Lost Without Your Love is the sixth and final studio album by Bread, released in 1977. The title track of this LP became the group's sixth and final Top 10 hit, reaching number nine on the US Billboard Hot 100 in February 1977. "Hooked on You," the follow-up single, subsequently reached number 60.
The reputation of Bread as a soft rock band isn't quite accurate. Yes, all of the bit hits were ballads by David Gates BUT there were rock songs that weren't released as singles that are the albums by the other two songwriters in the band–the late Jimmy Griffith and Rob Royer (who collaborated on a number of songs together). The band is certainly underrated due to all of the hit ballads by Gates but the albums themselves exhibit strong song craft, precision playing and production…

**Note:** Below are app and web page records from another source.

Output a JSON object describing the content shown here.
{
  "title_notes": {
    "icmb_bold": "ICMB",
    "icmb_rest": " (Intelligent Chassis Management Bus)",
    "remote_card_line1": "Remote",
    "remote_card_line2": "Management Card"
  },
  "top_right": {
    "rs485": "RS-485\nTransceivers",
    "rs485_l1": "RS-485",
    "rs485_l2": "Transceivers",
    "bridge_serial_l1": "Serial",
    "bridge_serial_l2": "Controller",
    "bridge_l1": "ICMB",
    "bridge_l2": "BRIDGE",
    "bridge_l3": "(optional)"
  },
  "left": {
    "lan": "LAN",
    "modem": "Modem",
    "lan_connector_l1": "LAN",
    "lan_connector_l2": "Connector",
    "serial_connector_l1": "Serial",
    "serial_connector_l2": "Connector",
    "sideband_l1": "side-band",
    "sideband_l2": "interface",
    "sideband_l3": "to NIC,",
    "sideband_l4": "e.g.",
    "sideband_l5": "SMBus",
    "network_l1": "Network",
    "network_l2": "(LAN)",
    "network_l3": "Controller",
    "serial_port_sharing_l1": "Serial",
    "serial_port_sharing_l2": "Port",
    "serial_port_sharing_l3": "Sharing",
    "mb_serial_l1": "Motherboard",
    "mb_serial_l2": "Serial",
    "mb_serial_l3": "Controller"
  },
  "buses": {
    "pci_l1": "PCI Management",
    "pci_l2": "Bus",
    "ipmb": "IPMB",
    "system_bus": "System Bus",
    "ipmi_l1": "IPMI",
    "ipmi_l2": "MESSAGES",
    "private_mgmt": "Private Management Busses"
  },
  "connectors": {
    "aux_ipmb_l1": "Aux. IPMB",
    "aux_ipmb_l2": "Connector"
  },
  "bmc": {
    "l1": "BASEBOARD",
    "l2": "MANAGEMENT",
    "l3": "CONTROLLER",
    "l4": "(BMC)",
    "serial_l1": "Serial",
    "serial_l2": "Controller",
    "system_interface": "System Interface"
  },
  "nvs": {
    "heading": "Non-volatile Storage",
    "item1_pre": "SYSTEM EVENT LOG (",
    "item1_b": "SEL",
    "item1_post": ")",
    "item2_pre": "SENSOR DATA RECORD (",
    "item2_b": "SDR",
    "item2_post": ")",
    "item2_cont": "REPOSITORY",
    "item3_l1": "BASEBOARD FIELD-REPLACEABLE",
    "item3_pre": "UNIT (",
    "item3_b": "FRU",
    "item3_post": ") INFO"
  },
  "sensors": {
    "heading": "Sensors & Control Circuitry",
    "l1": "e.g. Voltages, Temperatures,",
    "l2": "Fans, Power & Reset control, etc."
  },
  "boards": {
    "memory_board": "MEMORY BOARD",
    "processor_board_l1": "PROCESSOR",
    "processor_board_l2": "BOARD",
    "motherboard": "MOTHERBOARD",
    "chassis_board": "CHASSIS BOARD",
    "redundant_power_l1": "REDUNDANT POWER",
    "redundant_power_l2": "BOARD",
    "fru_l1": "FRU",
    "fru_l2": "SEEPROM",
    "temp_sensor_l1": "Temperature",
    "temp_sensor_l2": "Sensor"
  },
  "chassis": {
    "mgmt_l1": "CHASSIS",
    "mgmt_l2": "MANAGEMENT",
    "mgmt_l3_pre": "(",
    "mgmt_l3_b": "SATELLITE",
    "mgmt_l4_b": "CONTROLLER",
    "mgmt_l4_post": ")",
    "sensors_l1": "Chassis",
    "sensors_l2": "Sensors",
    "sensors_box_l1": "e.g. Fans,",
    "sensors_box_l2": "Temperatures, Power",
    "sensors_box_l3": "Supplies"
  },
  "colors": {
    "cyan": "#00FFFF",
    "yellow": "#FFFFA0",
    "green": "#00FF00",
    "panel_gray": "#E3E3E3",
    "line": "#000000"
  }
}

Petula Clark, CBE (born Sally Olwen Clark, 15 November 1932) is an English singer, actress and composer whose career spans seven decades. Clark's professional career began as an entertainer on BBC Radio during World War II. During the 1950s she started recording in French and having international success in both French and English, with such songs as "The Little Shoemaker", "Baby Lover", "With All My Heart" and "Prends Mon Cœur". During the 1960s she became known globally for her popular upbeat hits, including "Downtown", "I Know a Place", "My Love", "A Sign of the Times", "I Couldn't Live Without Your Love", "Colour My World", "This Is My Song" and "Don't Sleep in the Subway", and she was dubbed "the First Lady of the British Invasion". She has sold more than 68 million records.
25th studio album of American performer which left in 1985 on . Interesting feature of this disc is that that in different parts of the world it left with two different name variants: in Japan and in Germany the album has been published with the name , and in the USA and UK as . Both those and other variants of names have been borrowed from the compositions with the same name which have entered into an album. The second remarkable thing is what on this album for the first time for the last ten years, again has united for cooperation with and his wife (coauthors of a track "Finder Of Lost Loves").
Originally released in the UK in 1977 as the Sound of Bread and as “Anthology” in the United States, this is a solid collection for these soft rock giants of the early ’70s.
No musicians are credited except for the associate producer title given to keyboard player Larry Knechtel and retaining Bread photographer, Frank Bez, as well as engineer Bruce Morgan, who played an important part in David Gates’ First from 1973 (and who would engineer Bread’s 1977 comeback, Lost Without Your Love ).
Time Life Music’s Singers & Songwriters: 1976-1977 collects 24 radio hits over the span of two discs. Despite the title, the compilation doesn’t just favor traditional singer/songwriters like Al Stewart, Linda Ronstadt, and England Dan & John Ford Coley, though they are represented here. Group contributions include Orleans (“Still the One”), Fleetwood Mac (“Say You Love Me”), Chicago (“If You Leave Me Now”), and Bread (“Lost Without Your Love”), but it’s the solo acts that provide the most recognizable hits.
No musicians are credited except for the associate producer title given to keyboard player Larry Knechtel and retaining Bread photographer, Frank Bez, as well as engineer Bruce Morgan, who played an important part in David Gates' First from 1973 (and who would engineer Bread's 1977 comeback, Lost Without Your Love ). The lead singer of the '70s very recognizable soft rock hit machine delivers his second solo disc, part of something a retailer once referred to as "breadcrumbs," the result of Bread's breakup. Certainly the solo recordings by James Griffin, Larry Knechtel, and Gates were nowhere as entertaining as the full band, but each time, that comes down to the material. This album sounds so much like another Bread album that there is no doubt who the main force was.